Original photos: Rather than fill your site with stock images of staged scenes, take original photos of your business, staff, products, and services in acton.
Before-and-after photos: Use photos to show off the value and quality of your work. Include before-and-after photos of what you can accomplish through your services.
Testimonials: Collect reviews and statements from customers and post them along with photos of the reviewer.
Logos of clients: If you operate in the business-to-business space, let clients see the other high-end clients that you work with. Include logos of clients you’ve worked with or have helped.
Logos of affiliations: Also include logos of authoritative, trustworthy companies or associations you are affiliated with. Display logos of industry organizations that you are partnered with or a member of.
SSL certificate and security logos: Add an SSL certificate to your site to add an extra layer of security to your website so customers can safely share personal and financial details. Also, display logos for the type of security software you use to protect information on your site to get customers to trust your site as they enter sensitive details.
Links to active social media profiles: Include links to your active social profiles so audiences can go to your other platforms to gather more proof that you are a trustworthy, active, and engaged company.
Informative blog: To get customers and clients to trust your company, show them what you know by writing informative blog posts. Sharing your knowledge helps your customers, gives them a reason to visit your website, and also makes them see you as an authority in your industry.
Website elements that break credibility
On the flip-side, there are things that can appear on your site that can quickly bring down your credibility. Make sure to avoid having these elements on your site.
- Outdated information
- Incorrect information
- On-site errors
- Spelling and grammar errors
- Old, outdated layout
Work to keep your small business website up-to-date and operating properly to avoid losing trust with customers as they navigate around your website.
6. Control your online destiny
When you run your own website, you’re in control of both the content you produce and the platform you maintain. This ownership gives you two major benefits.
You can control your brand story and business information
If your business relies on a third-party platform for your web presence, you’re at their mercy. You can rely on review sites like Yelp to be the only way customers find you, but you’re risking a lot: bad reviews, incorrect contact information, and no way to easily get more information about you.
It doesn’t communicate your brand’s vision or energy, either.
When you build your own site, you control what audiences see about your business.

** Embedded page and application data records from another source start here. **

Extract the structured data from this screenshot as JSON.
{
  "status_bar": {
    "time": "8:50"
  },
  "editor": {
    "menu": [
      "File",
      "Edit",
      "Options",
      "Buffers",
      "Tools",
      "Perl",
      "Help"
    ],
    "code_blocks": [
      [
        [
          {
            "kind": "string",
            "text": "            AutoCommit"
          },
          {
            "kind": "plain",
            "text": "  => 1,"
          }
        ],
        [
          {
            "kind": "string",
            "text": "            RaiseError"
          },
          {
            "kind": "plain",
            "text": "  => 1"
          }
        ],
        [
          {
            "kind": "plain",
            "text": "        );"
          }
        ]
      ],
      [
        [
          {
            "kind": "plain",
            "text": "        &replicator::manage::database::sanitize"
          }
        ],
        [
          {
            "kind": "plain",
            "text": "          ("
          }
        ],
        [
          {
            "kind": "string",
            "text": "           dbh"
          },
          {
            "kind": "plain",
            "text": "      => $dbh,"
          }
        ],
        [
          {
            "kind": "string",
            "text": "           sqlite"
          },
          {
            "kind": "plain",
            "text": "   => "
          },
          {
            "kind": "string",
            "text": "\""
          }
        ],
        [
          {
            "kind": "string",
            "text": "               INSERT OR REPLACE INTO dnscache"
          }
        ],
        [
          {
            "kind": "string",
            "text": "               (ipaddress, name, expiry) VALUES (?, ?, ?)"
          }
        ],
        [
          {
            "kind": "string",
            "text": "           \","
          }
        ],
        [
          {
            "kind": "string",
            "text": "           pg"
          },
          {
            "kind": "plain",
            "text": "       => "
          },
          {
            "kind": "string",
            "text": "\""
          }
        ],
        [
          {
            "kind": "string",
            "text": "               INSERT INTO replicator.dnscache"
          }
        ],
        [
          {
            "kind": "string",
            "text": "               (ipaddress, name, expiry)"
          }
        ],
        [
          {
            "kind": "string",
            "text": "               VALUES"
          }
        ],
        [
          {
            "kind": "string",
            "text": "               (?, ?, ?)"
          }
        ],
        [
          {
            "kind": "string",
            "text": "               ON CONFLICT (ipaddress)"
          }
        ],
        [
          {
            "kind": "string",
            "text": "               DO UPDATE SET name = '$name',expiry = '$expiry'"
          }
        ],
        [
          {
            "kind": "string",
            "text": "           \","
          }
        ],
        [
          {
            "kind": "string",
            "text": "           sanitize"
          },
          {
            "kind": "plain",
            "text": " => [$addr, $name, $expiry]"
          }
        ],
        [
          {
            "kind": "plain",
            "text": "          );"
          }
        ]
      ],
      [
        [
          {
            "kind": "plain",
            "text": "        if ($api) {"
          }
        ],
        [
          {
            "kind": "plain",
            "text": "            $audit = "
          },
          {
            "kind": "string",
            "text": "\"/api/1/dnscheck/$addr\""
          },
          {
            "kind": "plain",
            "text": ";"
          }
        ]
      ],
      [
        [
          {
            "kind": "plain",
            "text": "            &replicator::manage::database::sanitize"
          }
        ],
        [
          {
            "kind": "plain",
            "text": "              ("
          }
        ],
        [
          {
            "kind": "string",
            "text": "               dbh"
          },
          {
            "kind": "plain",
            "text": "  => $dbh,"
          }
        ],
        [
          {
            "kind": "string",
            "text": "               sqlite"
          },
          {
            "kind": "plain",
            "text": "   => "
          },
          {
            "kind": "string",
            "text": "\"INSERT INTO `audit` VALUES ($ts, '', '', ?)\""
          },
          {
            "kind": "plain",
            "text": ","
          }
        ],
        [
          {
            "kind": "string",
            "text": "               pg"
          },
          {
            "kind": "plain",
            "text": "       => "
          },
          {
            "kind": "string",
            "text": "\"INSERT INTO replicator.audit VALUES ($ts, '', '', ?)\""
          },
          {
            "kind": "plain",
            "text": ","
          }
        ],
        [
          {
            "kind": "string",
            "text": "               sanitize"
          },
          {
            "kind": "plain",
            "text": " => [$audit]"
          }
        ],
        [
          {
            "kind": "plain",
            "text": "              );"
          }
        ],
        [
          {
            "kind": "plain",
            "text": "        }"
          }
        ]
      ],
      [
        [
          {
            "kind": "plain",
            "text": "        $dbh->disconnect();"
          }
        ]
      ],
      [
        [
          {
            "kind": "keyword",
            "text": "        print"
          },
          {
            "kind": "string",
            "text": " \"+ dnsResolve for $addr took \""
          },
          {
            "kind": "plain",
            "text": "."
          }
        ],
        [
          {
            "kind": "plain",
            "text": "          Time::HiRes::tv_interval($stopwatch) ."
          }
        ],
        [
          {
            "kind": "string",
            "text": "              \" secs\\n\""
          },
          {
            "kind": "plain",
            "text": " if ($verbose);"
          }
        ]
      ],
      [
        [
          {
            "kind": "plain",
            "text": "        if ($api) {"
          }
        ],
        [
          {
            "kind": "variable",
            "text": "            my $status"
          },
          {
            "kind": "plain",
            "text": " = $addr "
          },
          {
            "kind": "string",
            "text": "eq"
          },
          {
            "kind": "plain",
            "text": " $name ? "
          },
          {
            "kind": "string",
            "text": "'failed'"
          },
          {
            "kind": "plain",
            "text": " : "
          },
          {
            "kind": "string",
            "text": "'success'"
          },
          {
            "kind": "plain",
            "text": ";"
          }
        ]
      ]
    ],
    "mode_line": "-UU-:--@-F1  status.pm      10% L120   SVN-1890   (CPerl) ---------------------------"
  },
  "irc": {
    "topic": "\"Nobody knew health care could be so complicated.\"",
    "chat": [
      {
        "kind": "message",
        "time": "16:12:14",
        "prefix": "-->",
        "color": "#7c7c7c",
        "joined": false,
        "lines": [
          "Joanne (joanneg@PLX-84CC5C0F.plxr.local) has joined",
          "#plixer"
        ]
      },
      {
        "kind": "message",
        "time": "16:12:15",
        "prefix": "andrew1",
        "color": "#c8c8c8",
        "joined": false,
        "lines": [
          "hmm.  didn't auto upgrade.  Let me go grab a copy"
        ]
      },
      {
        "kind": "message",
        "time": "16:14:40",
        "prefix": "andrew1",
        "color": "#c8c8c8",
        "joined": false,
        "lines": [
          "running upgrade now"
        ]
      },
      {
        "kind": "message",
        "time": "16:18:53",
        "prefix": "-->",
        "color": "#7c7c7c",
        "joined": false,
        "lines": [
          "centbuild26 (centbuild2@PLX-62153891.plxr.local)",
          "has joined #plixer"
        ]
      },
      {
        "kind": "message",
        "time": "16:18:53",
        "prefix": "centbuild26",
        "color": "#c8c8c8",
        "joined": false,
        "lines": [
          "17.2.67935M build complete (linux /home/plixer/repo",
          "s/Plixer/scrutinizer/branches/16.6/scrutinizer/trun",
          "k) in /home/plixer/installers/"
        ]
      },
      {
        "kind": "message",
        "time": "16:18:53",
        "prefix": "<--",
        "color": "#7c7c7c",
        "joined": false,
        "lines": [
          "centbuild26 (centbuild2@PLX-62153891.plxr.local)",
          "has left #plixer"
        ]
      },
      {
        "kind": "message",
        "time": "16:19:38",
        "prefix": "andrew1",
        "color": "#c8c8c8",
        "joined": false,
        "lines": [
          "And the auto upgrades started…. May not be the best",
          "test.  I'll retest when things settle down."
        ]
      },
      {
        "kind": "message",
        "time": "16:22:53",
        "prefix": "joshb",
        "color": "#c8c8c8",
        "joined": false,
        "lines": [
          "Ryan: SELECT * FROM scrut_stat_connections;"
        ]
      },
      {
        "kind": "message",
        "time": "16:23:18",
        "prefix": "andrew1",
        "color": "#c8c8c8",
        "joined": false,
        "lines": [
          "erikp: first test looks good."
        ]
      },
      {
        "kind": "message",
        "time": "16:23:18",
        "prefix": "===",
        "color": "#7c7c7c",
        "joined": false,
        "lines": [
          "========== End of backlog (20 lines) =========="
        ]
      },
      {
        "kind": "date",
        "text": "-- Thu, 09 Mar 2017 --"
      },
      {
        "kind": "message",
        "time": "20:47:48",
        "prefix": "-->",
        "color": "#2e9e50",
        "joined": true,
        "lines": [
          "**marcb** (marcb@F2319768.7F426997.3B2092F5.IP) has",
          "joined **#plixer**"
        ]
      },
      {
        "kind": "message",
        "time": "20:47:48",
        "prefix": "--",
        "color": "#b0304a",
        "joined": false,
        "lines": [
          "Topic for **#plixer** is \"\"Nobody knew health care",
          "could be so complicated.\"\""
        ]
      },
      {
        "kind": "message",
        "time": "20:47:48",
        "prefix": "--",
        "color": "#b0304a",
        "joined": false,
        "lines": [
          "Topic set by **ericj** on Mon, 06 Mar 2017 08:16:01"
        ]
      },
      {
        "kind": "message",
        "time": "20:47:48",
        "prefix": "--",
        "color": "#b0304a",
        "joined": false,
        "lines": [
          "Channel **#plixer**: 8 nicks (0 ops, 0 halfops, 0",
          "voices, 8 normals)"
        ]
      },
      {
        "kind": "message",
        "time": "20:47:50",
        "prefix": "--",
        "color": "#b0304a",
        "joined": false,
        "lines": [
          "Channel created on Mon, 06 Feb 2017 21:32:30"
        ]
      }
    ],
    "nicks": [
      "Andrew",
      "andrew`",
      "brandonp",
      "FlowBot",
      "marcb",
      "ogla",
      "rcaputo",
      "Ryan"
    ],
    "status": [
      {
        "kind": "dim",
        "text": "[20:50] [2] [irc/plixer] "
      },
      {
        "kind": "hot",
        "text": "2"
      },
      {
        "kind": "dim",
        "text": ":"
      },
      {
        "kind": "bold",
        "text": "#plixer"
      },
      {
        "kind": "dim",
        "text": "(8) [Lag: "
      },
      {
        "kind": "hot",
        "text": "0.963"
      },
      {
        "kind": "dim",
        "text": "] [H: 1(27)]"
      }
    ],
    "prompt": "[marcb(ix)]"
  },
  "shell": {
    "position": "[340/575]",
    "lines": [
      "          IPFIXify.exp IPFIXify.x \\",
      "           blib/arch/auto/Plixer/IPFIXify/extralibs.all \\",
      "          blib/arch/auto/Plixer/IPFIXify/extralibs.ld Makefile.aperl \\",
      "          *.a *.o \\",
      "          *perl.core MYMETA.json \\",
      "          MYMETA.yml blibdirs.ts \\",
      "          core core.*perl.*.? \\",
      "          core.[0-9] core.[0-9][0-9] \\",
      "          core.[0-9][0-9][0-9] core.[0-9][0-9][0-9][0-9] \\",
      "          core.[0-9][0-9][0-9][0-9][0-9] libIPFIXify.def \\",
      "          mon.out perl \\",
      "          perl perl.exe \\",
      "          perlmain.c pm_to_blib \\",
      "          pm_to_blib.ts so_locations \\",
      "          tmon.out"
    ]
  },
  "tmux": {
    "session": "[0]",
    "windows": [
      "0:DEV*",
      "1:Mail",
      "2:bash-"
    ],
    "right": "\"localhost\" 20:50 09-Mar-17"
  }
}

You control your brand story and can ensure that only correct details about your business are being presented to customers.
You control your platform
To avoid setting up a website, some small businesses set up a presence on another platform like Facebook, Medium or YouTube. They believe that they can get the same benefit of having web visibility without needing to develop their own platform. But this could be a big mistake.
When you build your brand on a third-party platform, you are locked into their platform. They own your platform, you don’t.
So if they change their guidelines, shut down, or decide that they don’t for any other reason that they don’t want you on their platform — they can kick you off. Your platform could be shut down with no input from you.
When you build a small business website on your own, you are in control. No other brand controls your story or your platform.
7. Websites for local businesses are simple and affordable to set up
Many small business owners rely on using third-party platforms or avoid setting up their own website because they think it’s complicated or expensive.
But building and maintaining a website is easier and cheaper than ever before. Even if you aren’t tech-savvy or creative, you can now use simple web publishing tools to quickly build a website.
Take my advice, fellow entrepreneurs — there are no more excuses.
If you’re putting off building a website, you’re hurting your business. It’s time to get started! To help you take a step forward, use these tips to get prepared to build your site.